_EXERCISE_: Copy every line of the entries that has the string "Настройки" in it.

_SOURCE INFORMATION_:
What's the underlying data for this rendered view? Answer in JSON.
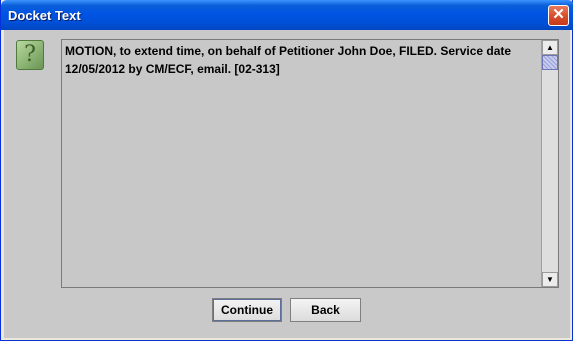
{
  "window": {
    "title": "Docket Text",
    "close_glyph": "✕"
  },
  "dialog": {
    "icon": "help-question-icon",
    "icon_glyph": "?",
    "message": "MOTION, to extend time, on behalf of Petitioner John Doe, FILED. Service date 12/05/2012 by CM/ECF, email. [02-313]"
  },
  "scrollbar": {
    "up_glyph": "▲",
    "down_glyph": "▼"
  },
  "buttons": {
    "continue_label": "Continue",
    "back_label": "Back"
  },
  "colors": {
    "titlebar": "#0054e3",
    "client_bg": "#c9c9c9",
    "scroll_thumb": "#9aa3d9"
  }
}
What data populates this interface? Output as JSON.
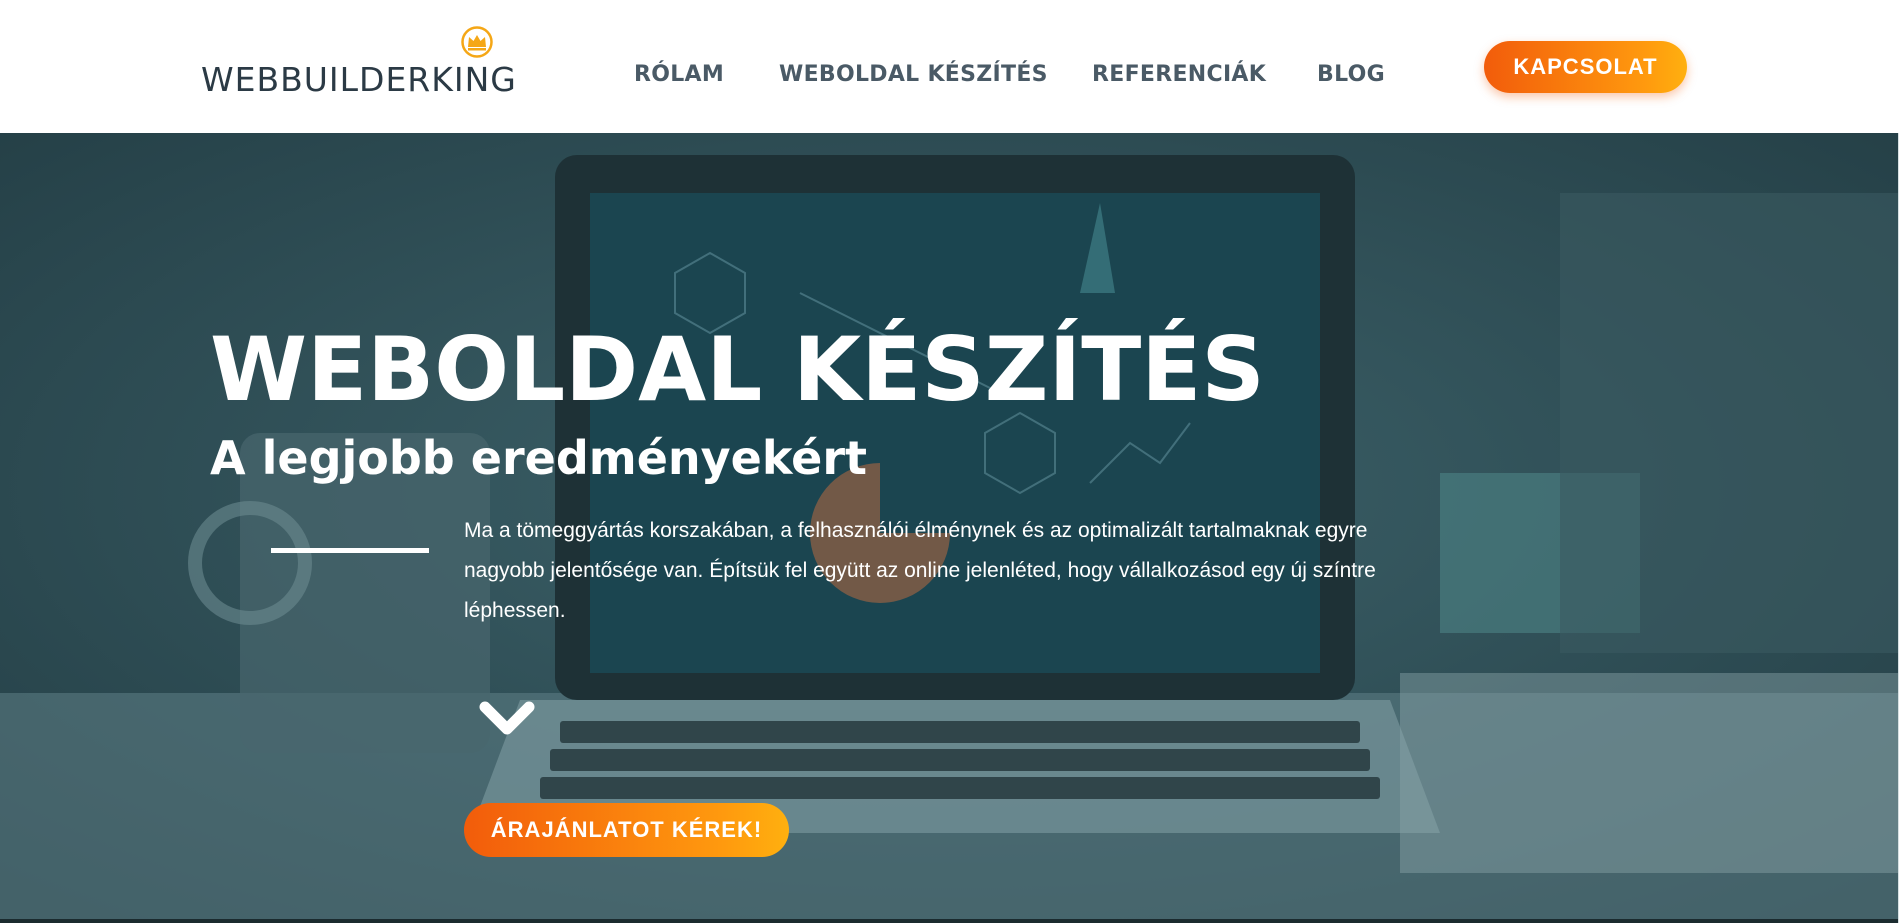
{
  "header": {
    "logo_text": "WEBBUILDERKING",
    "nav": [
      {
        "label": "RÓLAM"
      },
      {
        "label": "WEBOLDAL KÉSZÍTÉS"
      },
      {
        "label": "REFERENCIÁK"
      },
      {
        "label": "BLOG"
      }
    ],
    "contact_label": "KAPCSOLAT"
  },
  "hero": {
    "title": "WEBOLDAL KÉSZÍTÉS",
    "subtitle": "A legjobb eredményekért",
    "description": "Ma a tömeggyártás korszakában, a felhasználói élménynek és az optimalizált tartalmaknak egyre nagyobb jelentősége van. Építsük fel együtt  az online jelenléted, hogy vállalkozásod egy új színtre léphessen.",
    "cta_label": "ÁRAJÁNLATOT KÉREK!",
    "scroll_icon": "chevron-down-icon",
    "background_icon": "laptop-photo"
  },
  "colors": {
    "accent_start": "#f25c0b",
    "accent_end": "#ffb00f",
    "hero_overlay": "#2e4f57",
    "nav_text": "#4a5a66",
    "crown": "#f5a716"
  }
}
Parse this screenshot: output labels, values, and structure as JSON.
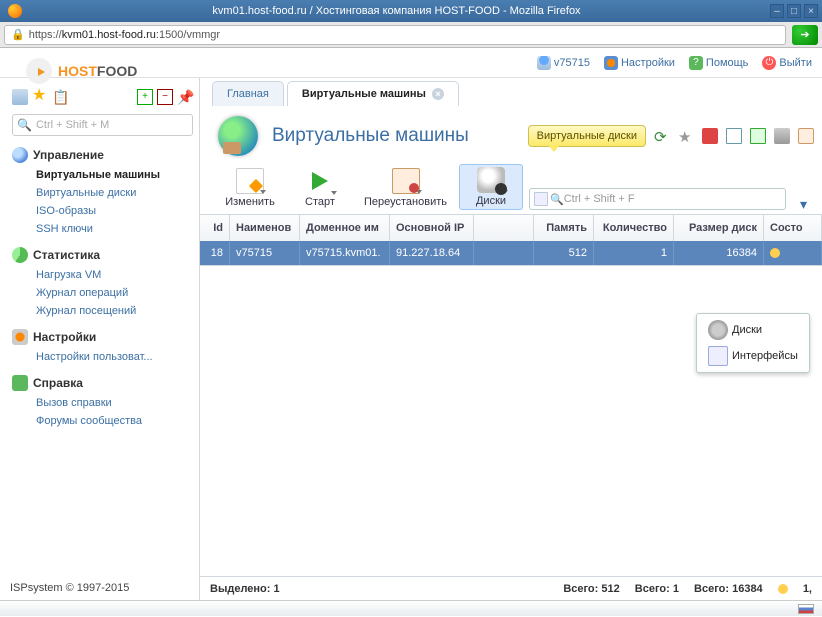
{
  "browser": {
    "title": "kvm01.host-food.ru / Хостинговая компания HOST-FOOD - Mozilla Firefox",
    "url_prefix": "https://",
    "url_host": "kvm01.host-food.ru",
    "url_path": ":1500/vmmgr"
  },
  "logo": {
    "brand1": "HOST",
    "brand2": "FOOD"
  },
  "top": {
    "user": "v75715",
    "settings": "Настройки",
    "help": "Помощь",
    "logout": "Выйти"
  },
  "sidebar": {
    "search_placeholder": "Ctrl + Shift + M",
    "groups": [
      {
        "title": "Управление",
        "items": [
          "Виртуальные машины",
          "Виртуальные диски",
          "ISO-образы",
          "SSH ключи"
        ],
        "active_index": 0
      },
      {
        "title": "Статистика",
        "items": [
          "Нагрузка VM",
          "Журнал операций",
          "Журнал посещений"
        ]
      },
      {
        "title": "Настройки",
        "items": [
          "Настройки пользоват..."
        ]
      },
      {
        "title": "Справка",
        "items": [
          "Вызов справки",
          "Форумы сообщества"
        ]
      }
    ],
    "footer": "ISPsystem © 1997-2015"
  },
  "tabs": {
    "t0": "Главная",
    "t1": "Виртуальные машины"
  },
  "page": {
    "title": "Виртуальные машины",
    "tooltip": "Виртуальные диски"
  },
  "toolbar": {
    "edit": "Изменить",
    "start": "Старт",
    "reinstall": "Переустановить",
    "disks": "Диски",
    "search_placeholder": "Ctrl + Shift + F"
  },
  "submenu": {
    "disks": "Диски",
    "interfaces": "Интерфейсы"
  },
  "grid": {
    "headers": {
      "id": "Id",
      "name": "Наименов",
      "domain": "Доменное им",
      "ip": "Основной IP",
      "proc": "",
      "mem": "Память",
      "qty": "Количество",
      "disk": "Размер диск",
      "state": "Состо"
    },
    "rows": [
      {
        "id": "18",
        "name": "v75715",
        "domain": "v75715.kvm01.",
        "ip": "91.227.18.64",
        "proc": "",
        "mem": "512",
        "qty": "1",
        "disk": "16384",
        "state": ""
      }
    ]
  },
  "statusbar": {
    "selected_label": "Выделено: 1",
    "total_mem": "Всего: 512",
    "total_qty": "Всего: 1",
    "total_disk": "Всего: 16384",
    "page": "1,"
  }
}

_OUTPUT_:
    "settings": "Настройки",
        "title": "Настройки",
          "Настройки пользоват..."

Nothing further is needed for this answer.